I wish I’d had a second film back for the RZ that I could have had loaded with Ektar 100, as her hair was pink. This was a test shot for me with the Mamiya RZ 67 and the 180mm f4.5 wide open. It gives a lovely compressed depth-of-field look, and the bokeh of the lens is very smooth and pleasing.

Pinhole 6×18 Around Washington DC

I’ve been out getting my exercise walking around Washington DC shooting 6×18 panoramic pinhole images. 6×18 is quite a large negative, and it’s not something easy to shoot because the composition is so wide.

I think of this image as being sort-of an “un-pinhole” because it captures a scene briefly enough that at first glance, it appears the action is frozen.

WashCircleTrafficLight

Look more carefully at the people in the scene, though, and you’ll see them blurred during the 25 second exposure. I also caught the sunset reflecting off the office building in the distant background. In a strange kind of way, it feels a little Crewdson-esque, like a not-quite-still from a motion picture.

A different take on the “action pinhole” shot. This is the plaza at Park Road and 14th Street, NW in Washington DC. It’s a very popular place for people of all ages to hang out, day or night.

ColumbiaHeightsPlaza1

The sculptures at the back of the plaza are “light trees” that use solar panels to charge the lights built into the “branches”. Like the first image, there’s “action” happening here that’s been described in the span of 25 seconds or so, where some people are more static and perceptible than others.

The pinhole distorts perspective here. The plaza is round, but like in the next image, the curvature of the pinhole’s focal plane exaggerates the circular aspect. Here I’m playing with intentional distortion through tilting the curved film plane of the pinhole camera.
PopcornGallery

This is what you get when you point a curved film plane up, at something that is already curved to begin with.

I’m really getting into these sunburst effect shots from having the sun in the frame with a small aperture pinhole. It gives a whole different take on the notion of “flare”.

MeridianHillParkWall

For comparison, I’ll include an earlier shot I did with the same effect.

GW617Sunset1

More Ed Bearss
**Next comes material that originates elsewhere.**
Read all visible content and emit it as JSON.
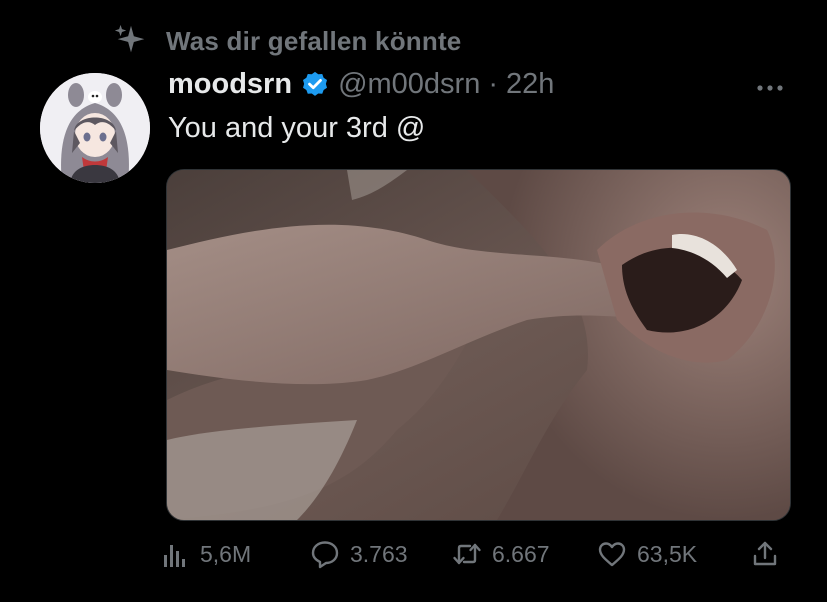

If you’ve been following along and paying attention to my blog, you know I’m a huge history fan, especially with regards to the US Civil War. I have had the great opportunity and privilege to attend perhaps a dozen tours through the Smithsonian Associates program led by Ed Bearss. Ed is the Chief Historian Emeritus of the United States Park Service, a combat-wounded World War 2 veteran, and even today at 93 he is still leading history tours over 160 days a year. He has an inimitable speaking style, a beyond encyclopedic knowledge of US history (especially military history), and a boundless energy rarely found in people less than half his age.

 

EdBearssAtKellysFord

The trip where I took these photos was in the early spring of this year, to visit a lesser-known early battle of the Civil War, known as Kelly’s Ford. The battlefield is just down the road from Brandy Station, where JEB Stuart faced off against a now-competitive Union cavalry, and Robert E. Lee’s son Rooney was injured in the leg.

EdBearssKellysFord

Kelly’s Ford was a smaller engagement and marked the beginning of the rise of Union cavalry, where previously Confederate cavalry had utterly dominated the field. Despite the relative minor character of the engagement, Ed, with his signature presentation and his admonition “if you want to understand the battle, you have to walk the battlefield”, manages to make such minor events and historical footnotes compelling.

EdBearssProfile

I love this last photo of Ed as it really captures his spirit and personality.